[back to top]


12. How does DHS promote security on-site?
Last night alone, DHS provided temporary emergency shelter to more than 50,000 men, women, and children-a population larger than some small cities across the nation. DHS strives to make shelter a safe environment for all clients, so that they can receive the services they need to move back to independent living.

In 1993, DHS established Peace Officers, a group of uniformed officers, to support the agency's core mission and promote security within City-run and contracted facilities. Over the years, this group has not only been highly effective at keeping order, but also has revolutionized methods of policing within a social services framework. Living by the motto, "policing with compassion," DHS' Peace Officers must regularly balance law enforcement duties with a helping hand or friendly smile-understanding that clients in shelter are often households in crisis.

With more than 400 Peace Officers working on-site at shelters throughout the City, DHS clients and staff alike benefit from the group's dedication, professionalism, and expertise.

[back to top]

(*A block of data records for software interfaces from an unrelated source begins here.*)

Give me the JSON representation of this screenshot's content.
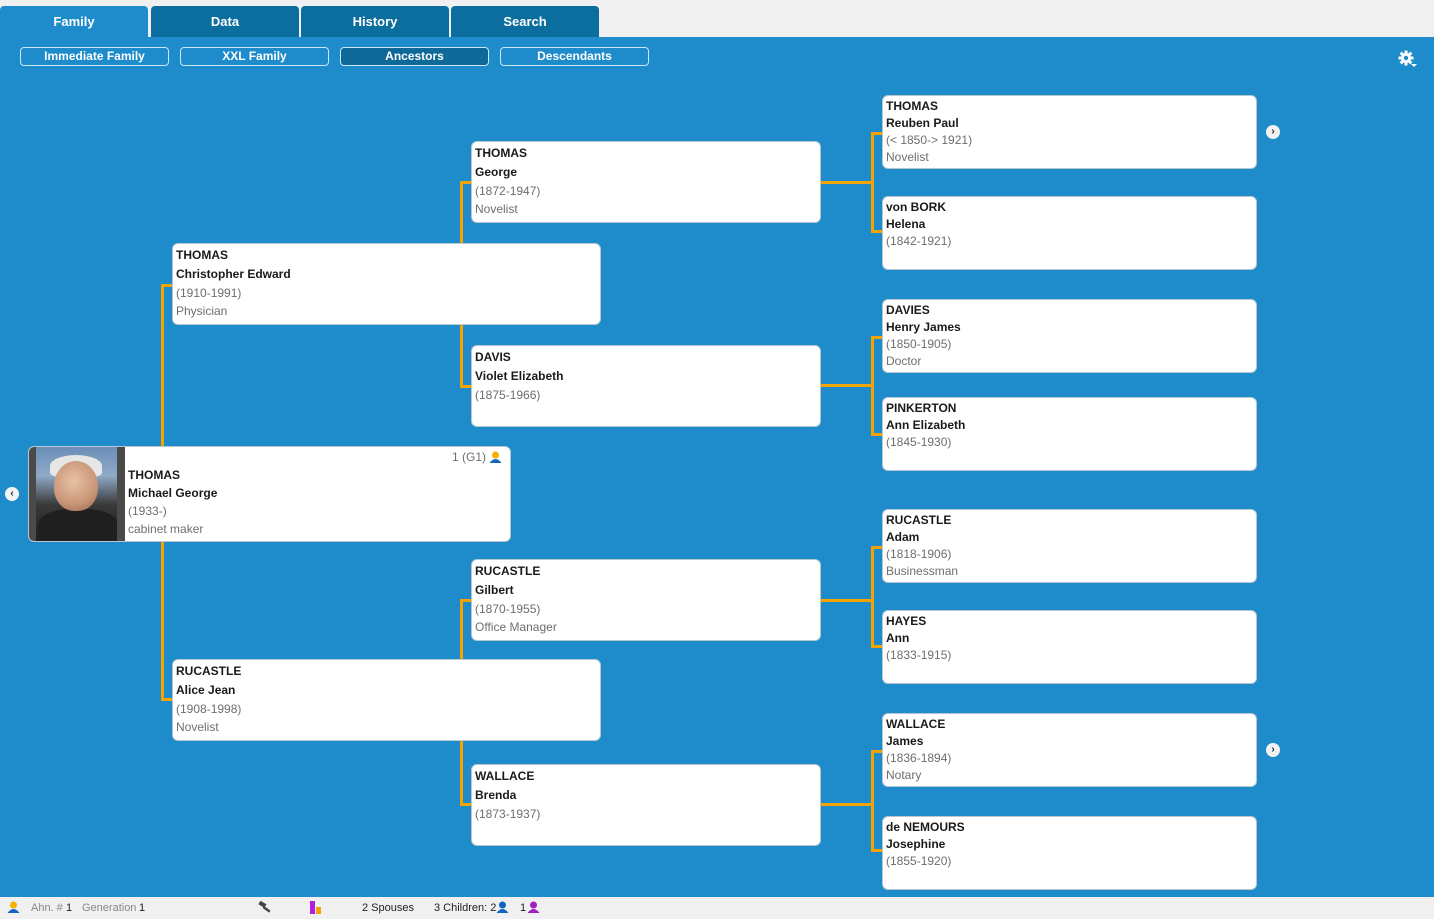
{
  "tabs": [
    {
      "label": "Family",
      "active": true
    },
    {
      "label": "Data",
      "active": false
    },
    {
      "label": "History",
      "active": false
    },
    {
      "label": "Search",
      "active": false
    }
  ],
  "subviews": [
    {
      "label": "Immediate Family",
      "active": false
    },
    {
      "label": "XXL Family",
      "active": false
    },
    {
      "label": "Ancestors",
      "active": true
    },
    {
      "label": "Descendants",
      "active": false
    }
  ],
  "icons": {
    "settings": "gear-icon",
    "nav_back": "chevron-left-icon",
    "nav_forward": "chevron-right-icon"
  },
  "colors": {
    "background": "#1e8bcb",
    "tab_inactive": "#0b6e9e",
    "connector": "#f5a300",
    "male": "#1565c0",
    "female": "#a020c0"
  },
  "root": {
    "surname": "THOMAS",
    "given": "Michael George",
    "dates": "(1933-)",
    "occupation": "cabinet maker",
    "badge": "1 (G1)"
  },
  "parents": [
    {
      "surname": "THOMAS",
      "given": "Christopher Edward",
      "dates": "(1910-1991)",
      "occupation": "Physician"
    },
    {
      "surname": "RUCASTLE",
      "given": "Alice Jean",
      "dates": "(1908-1998)",
      "occupation": "Novelist"
    }
  ],
  "grandparents": [
    {
      "surname": "THOMAS",
      "given": "George",
      "dates": "(1872-1947)",
      "occupation": "Novelist"
    },
    {
      "surname": "DAVIS",
      "given": "Violet Elizabeth",
      "dates": "(1875-1966)",
      "occupation": ""
    },
    {
      "surname": "RUCASTLE",
      "given": "Gilbert",
      "dates": "(1870-1955)",
      "occupation": "Office Manager"
    },
    {
      "surname": "WALLACE",
      "given": "Brenda",
      "dates": "(1873-1937)",
      "occupation": ""
    }
  ],
  "great_grandparents": [
    {
      "surname": "THOMAS",
      "given": "Reuben Paul",
      "dates": "(< 1850-> 1921)",
      "occupation": "Novelist"
    },
    {
      "surname": "von BORK",
      "given": "Helena",
      "dates": "(1842-1921)",
      "occupation": ""
    },
    {
      "surname": "DAVIES",
      "given": "Henry James",
      "dates": "(1850-1905)",
      "occupation": "Doctor"
    },
    {
      "surname": "PINKERTON",
      "given": "Ann Elizabeth",
      "dates": "(1845-1930)",
      "occupation": ""
    },
    {
      "surname": "RUCASTLE",
      "given": "Adam",
      "dates": "(1818-1906)",
      "occupation": "Businessman"
    },
    {
      "surname": "HAYES",
      "given": "Ann",
      "dates": "(1833-1915)",
      "occupation": ""
    },
    {
      "surname": "WALLACE",
      "given": "James",
      "dates": "(1836-1894)",
      "occupation": "Notary"
    },
    {
      "surname": "de NEMOURS",
      "given": "Josephine",
      "dates": "(1855-1920)",
      "occupation": ""
    }
  ],
  "footer": {
    "ahn_label": "Ahn. #",
    "ahn_value": "1",
    "generation_label": "Generation",
    "generation_value": "1",
    "spouses": "2 Spouses",
    "children": "3 Children: 2",
    "daughters": "1"
  }
}
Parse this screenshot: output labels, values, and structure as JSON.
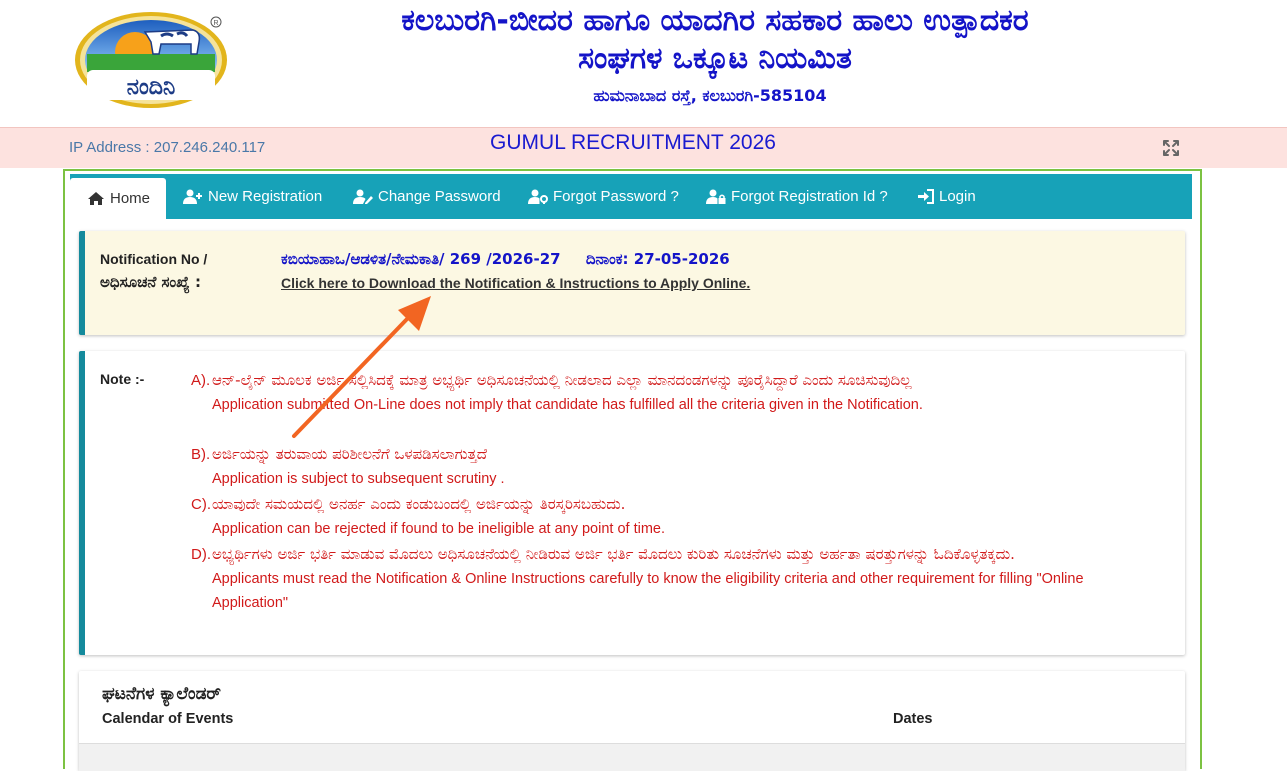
{
  "header": {
    "logo_text": "ನಂದಿನಿ",
    "org_line1": "ಕಲಬುರಗಿ-ಬೀದರ ಹಾಗೂ ಯಾದಗಿರ ಸಹಕಾರ ಹಾಲು ಉತ್ಪಾದಕರ",
    "org_line2": "ಸಂಘಗಳ ಒಕ್ಕೂಟ ನಿಯಮಿತ",
    "address": "ಹುಮನಾಬಾದ ರಸ್ತೆ, ಕಲಬುರಗಿ-585104"
  },
  "strip": {
    "ip_address": "IP Address : 207.246.240.117",
    "recruitment_title": "GUMUL RECRUITMENT 2026"
  },
  "nav": {
    "items": [
      {
        "label": "Home",
        "icon": "home-icon"
      },
      {
        "label": "New Registration",
        "icon": "user-plus-icon"
      },
      {
        "label": "Change Password",
        "icon": "user-edit-icon"
      },
      {
        "label": "Forgot Password ?",
        "icon": "user-key-icon"
      },
      {
        "label": "Forgot Registration Id ?",
        "icon": "user-lock-icon"
      },
      {
        "label": "Login",
        "icon": "sign-in-icon"
      }
    ]
  },
  "notification": {
    "label_en": "Notification No /",
    "label_kn": "ಅಧಿಸೂಚನೆ ಸಂಖ್ಯೆ :",
    "number": "ಕಬಿಯಾಹಾಒ/ಆಡಳಿತ/ನೇಮಕಾತಿ/ 269 /2026-27",
    "date": "ದಿನಾಂಕ: 27-05-2026",
    "link_text": "Click here to Download the Notification & Instructions to Apply Online."
  },
  "note": {
    "label": "Note :-",
    "items": [
      {
        "letter": "A).",
        "kn": "ಆನ್-ಲೈನ್ ಮೂಲಕ ಅರ್ಜಿ ಸಲ್ಲಿಸಿದಕ್ಕೆ ಮಾತ್ರ ಅಭ್ಯರ್ಥಿ ಅಧಿಸೂಚನೆಯಲ್ಲಿ ನೀಡಲಾದ ಎಲ್ಲಾ ಮಾನದಂಡಗಳನ್ನು ಪೂರೈಸಿದ್ದಾರೆ ಎಂದು ಸೂಚಿಸುವುದಿಲ್ಲ",
        "en": "Application submitted On-Line does not imply that candidate has fulfilled all the criteria given in the Notification."
      },
      {
        "letter": "B).",
        "kn": "ಅರ್ಜಿಯನ್ನು ತರುವಾಯ ಪರಿಶೀಲನೆಗೆ ಒಳಪಡಿಸಲಾಗುತ್ತದೆ",
        "en": "Application is subject to subsequent scrutiny ."
      },
      {
        "letter": "C).",
        "kn": "ಯಾವುದೇ ಸಮಯದಲ್ಲಿ ಅನರ್ಹ ಎಂದು ಕಂಡುಬಂದಲ್ಲಿ ಅರ್ಜಿಯನ್ನು ತಿರಸ್ಕರಿಸಬಹುದು.",
        "en": "Application can be rejected if found to be ineligible at any point of time."
      },
      {
        "letter": "D).",
        "kn": "ಅಭ್ಯರ್ಥಿಗಳು ಅರ್ಜಿ ಭರ್ತಿ ಮಾಡುವ ಮೊದಲು ಅಧಿಸೂಚನೆಯಲ್ಲಿ ನೀಡಿರುವ ಅರ್ಜಿ ಭರ್ತಿ ಮೊದಲು ಕುರಿತು ಸೂಚನೆಗಳು ಮತ್ತು ಅರ್ಹತಾ ಷರತ್ತುಗಳನ್ನು ಓದಿಕೊಳ್ಳತಕ್ಕದು.",
        "en": "Applicants must read the Notification & Online Instructions carefully to know the eligibility criteria and other requirement for filling \"Online Application\""
      }
    ]
  },
  "calendar": {
    "title_kn": "ಘಟನೆಗಳ ಕ್ಯಾಲೆಂಡರ್",
    "title_en": "Calendar of Events",
    "dates_header": "Dates"
  },
  "colors": {
    "nav_bg": "#17a2b8",
    "accent_border": "#148a9c",
    "org_title": "#1414c8",
    "note_text": "#d11a1a",
    "strip_bg": "#fde2df",
    "frame_green": "#7cc242",
    "arrow": "#f26522"
  }
}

13. Is there any assistance available for people who are experiencing homelessness in New York City, but have housing options available in other locales?
Yes. Through Project Reconnect, DHS provides one-way travel assistance by train, bus, or airline to clients who are experiencing homelessness in New York, and who have housing options or employment opportunities available to them in other cities (domestic or international). The program is voluntary, and often can help families or individuals return to their hometowns, where they have pre-established networks of support.
Download the Project Reconnect brochure (in PDF)

[back to top]


14. Why does DHS no longer offer housing subsidies to clients in shelter?
The Advantage rental assistance program was a short-term City-issued rental subsidy that helped clients transition from temporary emergency shelter into permanent housing. In April 2011, the City stopped signing new leases through the program after the State withdrew funding for Advantage. With no other rental subsidies in the pipeline, the best path back to self-sufficiency remains employment and work supports.

In addition, the federal government stopped issuing new Section 8 vouchers several years ago. While current Section 8 holders have not been affected, no new vouchers are available.

If you are a household affected by the elimination of Advantage, please consider attending a Homebase information session that can provide you with assistance and advice.
View Schedule of Homebase Information Sessions (in PDF)
Click Here for Available Rental Programs and Maximum Rent Guidelines, August 2013 (in PDF)

[back to top]


15. How is DHS different from other homelessness organizations across the nation?
Governed by a unique "right to shelter" mandate, New York City is required to provide shelter to families and individuals who lack housing alternatives. Because of this mandate, no one is ever put on a waiting list or turned away due to lack of capacity.

Comprising more than 2,000 employees, DHS remains one of the largest organizations of its kind committed to preventing and addressing homelessness across the five boroughs. As the agency furthers this mission, it employs a variety of innovative homelessness prevention strategies, aimed to help families and individuals remain housed in the community as much as possible.

[back to top]